After getting the whole robot assembled, I quickly realized that changing the firmware on each of the 12 servos was going to be a big annoyance. Doubly so, because the lateral servo programming ports were unreachable with this chassis design without disassembly. Thus, I bumped up a deferred piece of work to implement a bootloader that would allow for reflashing the primary application over the RS485 communication bus.
The moteus controller currently uses an STM32F446 controller, which has 512kb of flash memory. The memory map pre-bootloader looked like:

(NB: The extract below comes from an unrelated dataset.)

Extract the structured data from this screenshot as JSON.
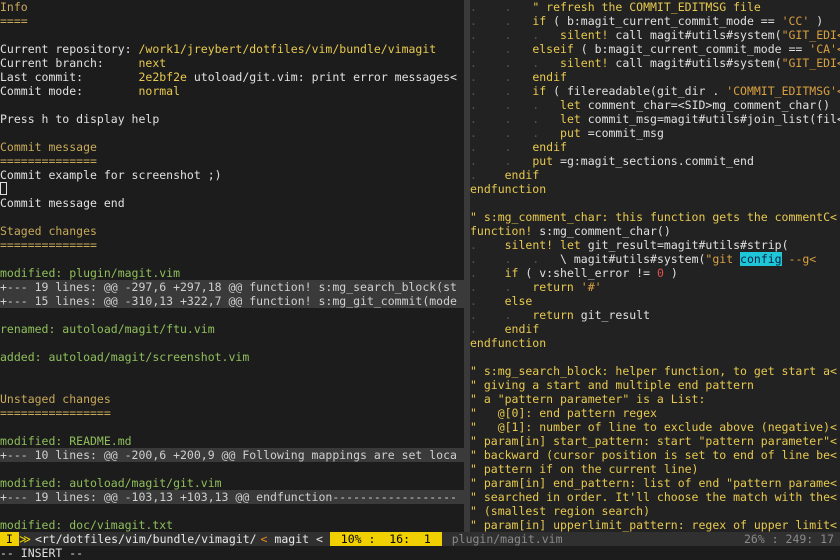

The ISR section currently just contains the ISR table. It really isn’t even used beyond the reset vector, as the application moves the ISR table into RAM during initialization. The PersistentConfig section stores application settings and can be rewritten by the application. The application binary itself is stored in sectors 4-7.

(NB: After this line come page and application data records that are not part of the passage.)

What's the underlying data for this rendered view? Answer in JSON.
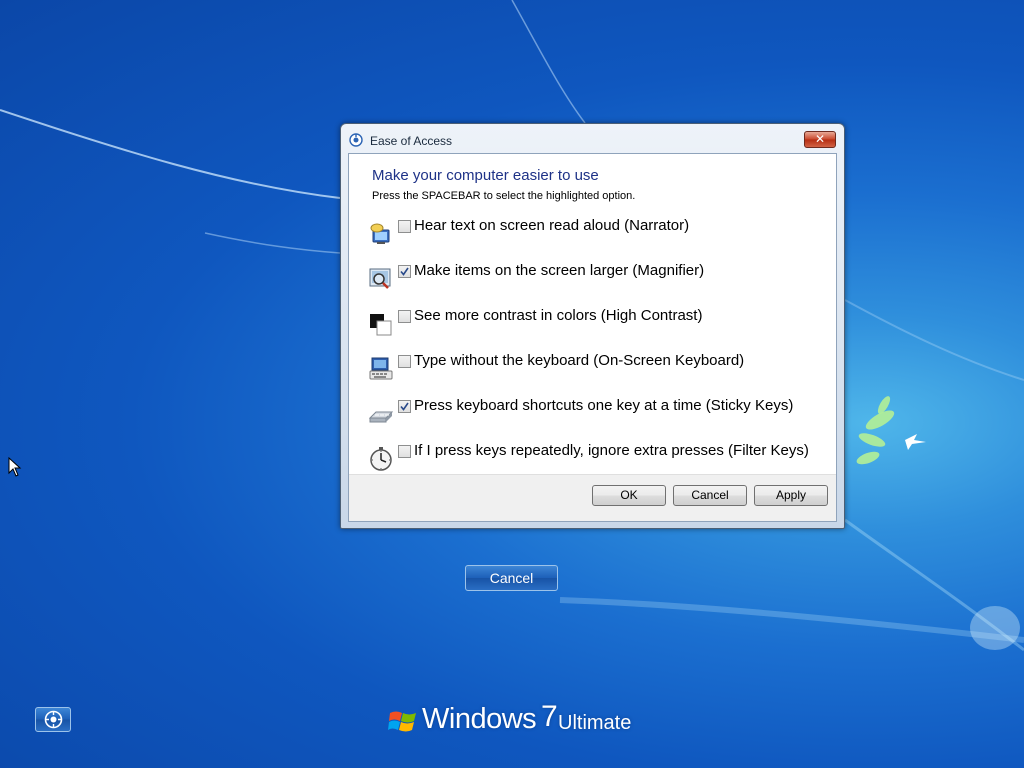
{
  "dialog": {
    "title": "Ease of Access",
    "close_glyph": "✕",
    "heading": "Make your computer easier to use",
    "instruction": "Press the SPACEBAR to select the highlighted option.",
    "options": [
      {
        "label": "Hear text on screen read aloud (Narrator)",
        "checked": false,
        "icon": "narrator-icon"
      },
      {
        "label": "Make items on the screen larger (Magnifier)",
        "checked": true,
        "icon": "magnifier-icon"
      },
      {
        "label": "See more contrast in colors (High Contrast)",
        "checked": false,
        "icon": "high-contrast-icon"
      },
      {
        "label": "Type without the keyboard (On-Screen Keyboard)",
        "checked": false,
        "icon": "on-screen-keyboard-icon"
      },
      {
        "label": "Press keyboard shortcuts one key at a time (Sticky Keys)",
        "checked": true,
        "icon": "sticky-keys-icon"
      },
      {
        "label": "If I press keys repeatedly, ignore extra presses (Filter Keys)",
        "checked": false,
        "icon": "filter-keys-icon"
      }
    ],
    "buttons": {
      "ok": "OK",
      "cancel": "Cancel",
      "apply": "Apply"
    }
  },
  "logon": {
    "cancel_label": "Cancel",
    "ease_of_access_icon": "ease-of-access-icon"
  },
  "branding": {
    "product": "Windows",
    "version": "7",
    "edition": "Ultimate"
  },
  "colors": {
    "accent": "#1e3287",
    "desktop_blue": "#1b6fd0",
    "close_red": "#c9462a"
  }
}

Rather than have a standalone bootloader, I decided to just implement something that assumed the controller was already configured properly and would be invoked directly from the application code. This has some advantages and disadvantages. The ups are that it means the bootloader can be much smaller. I don’t have to duplicate the setup code, or manage how to share settings like what the current baud rate or multiplex ID are. The downsides are that if the application code is bricked, then there will be no way to flash new firmware aside from the SWD port. Given that using the SWD port on rare occasions isn’t that big of a deal, I figured this was a fair trade.
As far as placement goes, I figured that sector 3 was a fair place to stick the bootloader for now. In the future, you could imagine saving a sector by putting it in sector 1, and actually hard-coding the ISR table to just include a reset vector. Currently, some of the ISR vectors are defined in flash, and others by the application in RAM. By forcing the application to define all of them in RAM, it means that there is no need to ever update the ISR table as part of updating the application. For now however, it was easiest to leave the status quo alone and continue to consider the ISR table as part of the application.

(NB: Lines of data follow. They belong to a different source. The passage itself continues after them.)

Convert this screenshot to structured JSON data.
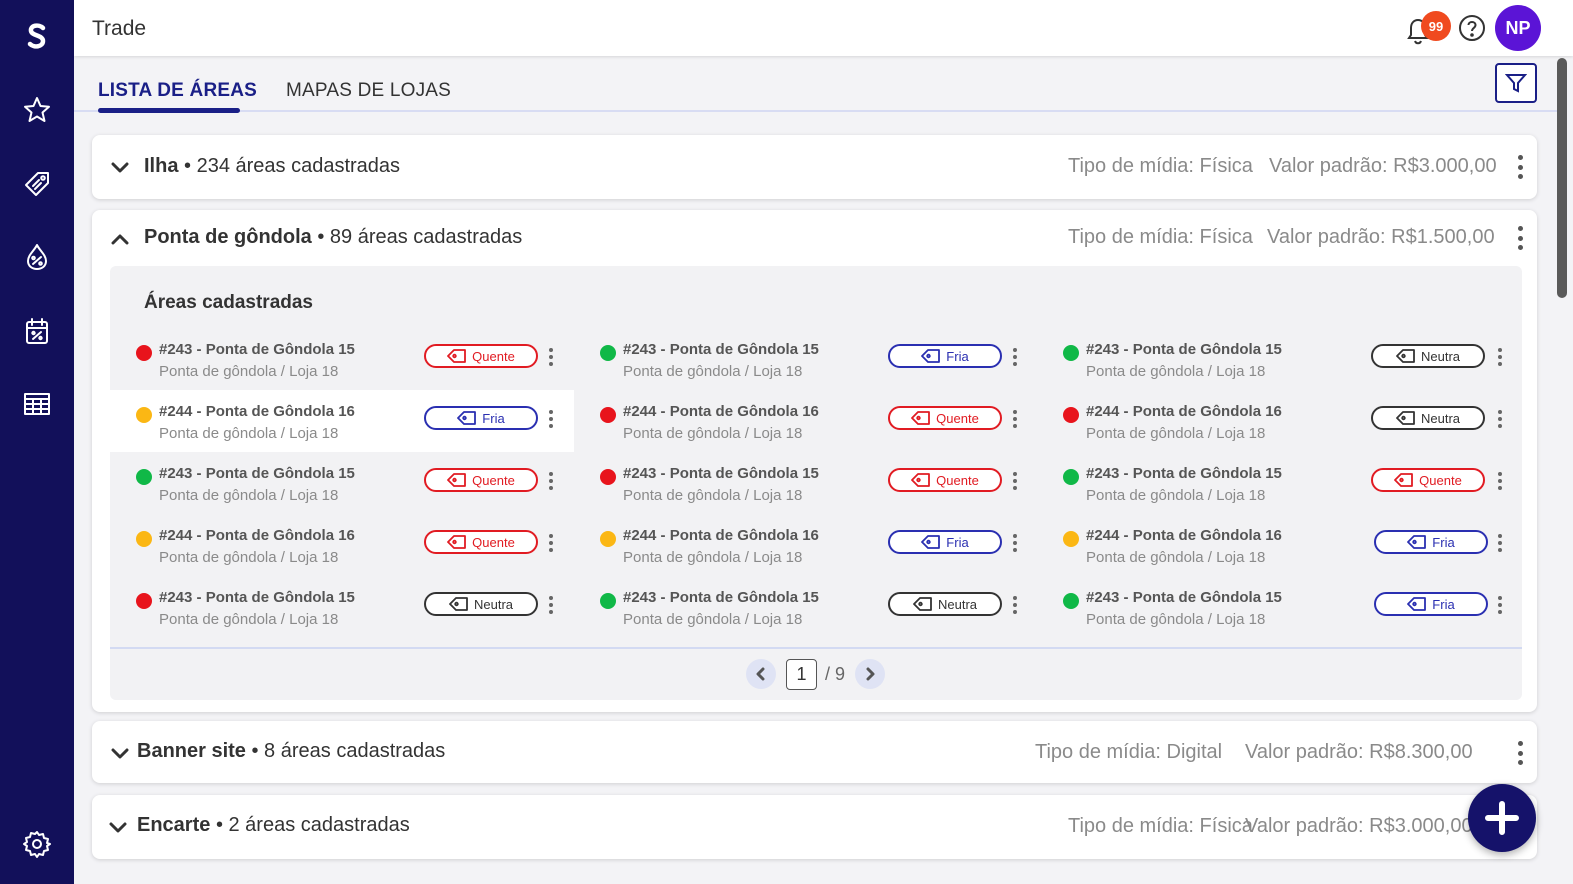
{
  "app": {
    "title": "Trade"
  },
  "header": {
    "notification_count": "99",
    "avatar_initials": "NP"
  },
  "tabs": [
    {
      "label": "LISTA DE ÁREAS",
      "active": true
    },
    {
      "label": "MAPAS DE LOJAS",
      "active": false
    }
  ],
  "groups": [
    {
      "name": "Ilha",
      "count": "• 234 áreas cadastradas",
      "media": "Tipo de mídia: Física",
      "value": "Valor padrão: R$3.000,00",
      "expanded": false
    },
    {
      "name": "Ponta de gôndola",
      "count": "• 89 áreas cadastradas",
      "media": "Tipo de mídia: Física",
      "value": "Valor padrão: R$1.500,00",
      "expanded": true
    },
    {
      "name": "Banner site",
      "count": "• 8 áreas cadastradas",
      "media": "Tipo de mídia: Digital",
      "value": "Valor padrão: R$8.300,00",
      "expanded": false
    },
    {
      "name": "Encarte",
      "count": "• 2 áreas cadastradas",
      "media": "Tipo de mídia: Física",
      "value": "Valor padrão: R$3.000,00",
      "expanded": false
    }
  ],
  "areas_panel": {
    "title": "Áreas cadastradas",
    "columns": [
      [
        {
          "name": "#243 - Ponta de Gôndola 15",
          "sub": "Ponta de gôndola / Loja 18",
          "status": "red",
          "tag": "Quente",
          "tag_type": "quente"
        },
        {
          "name": "#244 - Ponta de Gôndola 16",
          "sub": "Ponta de gôndola / Loja 18",
          "status": "yellow",
          "tag": "Fria",
          "tag_type": "fria"
        },
        {
          "name": "#243 - Ponta de Gôndola 15",
          "sub": "Ponta de gôndola / Loja 18",
          "status": "green",
          "tag": "Quente",
          "tag_type": "quente"
        },
        {
          "name": "#244 - Ponta de Gôndola 16",
          "sub": "Ponta de gôndola / Loja 18",
          "status": "yellow",
          "tag": "Quente",
          "tag_type": "quente"
        },
        {
          "name": "#243 - Ponta de Gôndola 15",
          "sub": "Ponta de gôndola / Loja 18",
          "status": "red",
          "tag": "Neutra",
          "tag_type": "neutra"
        }
      ],
      [
        {
          "name": "#243 - Ponta de Gôndola 15",
          "sub": "Ponta de gôndola / Loja 18",
          "status": "green",
          "tag": "Fria",
          "tag_type": "fria"
        },
        {
          "name": "#244 - Ponta de Gôndola 16",
          "sub": "Ponta de gôndola / Loja 18",
          "status": "red",
          "tag": "Quente",
          "tag_type": "quente"
        },
        {
          "name": "#243 - Ponta de Gôndola 15",
          "sub": "Ponta de gôndola / Loja 18",
          "status": "red",
          "tag": "Quente",
          "tag_type": "quente"
        },
        {
          "name": "#244 - Ponta de Gôndola 16",
          "sub": "Ponta de gôndola / Loja 18",
          "status": "yellow",
          "tag": "Fria",
          "tag_type": "fria"
        },
        {
          "name": "#243 - Ponta de Gôndola 15",
          "sub": "Ponta de gôndola / Loja 18",
          "status": "green",
          "tag": "Neutra",
          "tag_type": "neutra"
        }
      ],
      [
        {
          "name": "#243 - Ponta de Gôndola 15",
          "sub": "Ponta de gôndola / Loja 18",
          "status": "green",
          "tag": "Neutra",
          "tag_type": "neutra"
        },
        {
          "name": "#244 - Ponta de Gôndola 16",
          "sub": "Ponta de gôndola / Loja 18",
          "status": "red",
          "tag": "Neutra",
          "tag_type": "neutra"
        },
        {
          "name": "#243 - Ponta de Gôndola 15",
          "sub": "Ponta de gôndola / Loja 18",
          "status": "green",
          "tag": "Quente",
          "tag_type": "quente"
        },
        {
          "name": "#244 - Ponta de Gôndola 16",
          "sub": "Ponta de gôndola / Loja 18",
          "status": "yellow",
          "tag": "Fria",
          "tag_type": "fria"
        },
        {
          "name": "#243 - Ponta de Gôndola 15",
          "sub": "Ponta de gôndola / Loja 18",
          "status": "green",
          "tag": "Fria",
          "tag_type": "fria"
        }
      ]
    ]
  },
  "pagination": {
    "current": "1",
    "total": "/ 9"
  },
  "status_colors": {
    "red": "#e8141c",
    "yellow": "#fbb714",
    "green": "#10b847"
  },
  "colors": {
    "sidebar": "#12105a",
    "accent": "#1a1f87",
    "badge": "#f04a1f",
    "avatar": "#5b14d6"
  },
  "icons": {
    "sidebar": [
      "brand-logo-icon",
      "star-icon",
      "tag-icon",
      "percent-drop-icon",
      "calendar-percent-icon",
      "table-icon",
      "settings-icon"
    ]
  }
}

Since the bootloader can assume the part is already configured correctly, it is implemented as just a regular C linkage function with a linker script that includes none of the normal pre-main or main initialization logic. The application linker script forces that symbol to be defined at the start of sector 3, so that it can be just called as a regular function, albeit one that never returns.
The resulting source is in a single translation unit (bootloader.cc / bootloader.h), although it does use some of the common libraries to help interoperate with the RS485 based protocol that moteus uses. I haven’t really tried to optimize the size at all, but it clocks in at 3900 bytes, which is well within the 16kb for sector 3.
moteus_tool has been enhanced to drive the flashing operation and doing all 12 servos currently takes around 5 minutes with no cable plugging or disassembly required. I could speed that up in a number of ways, but it is good enough for now.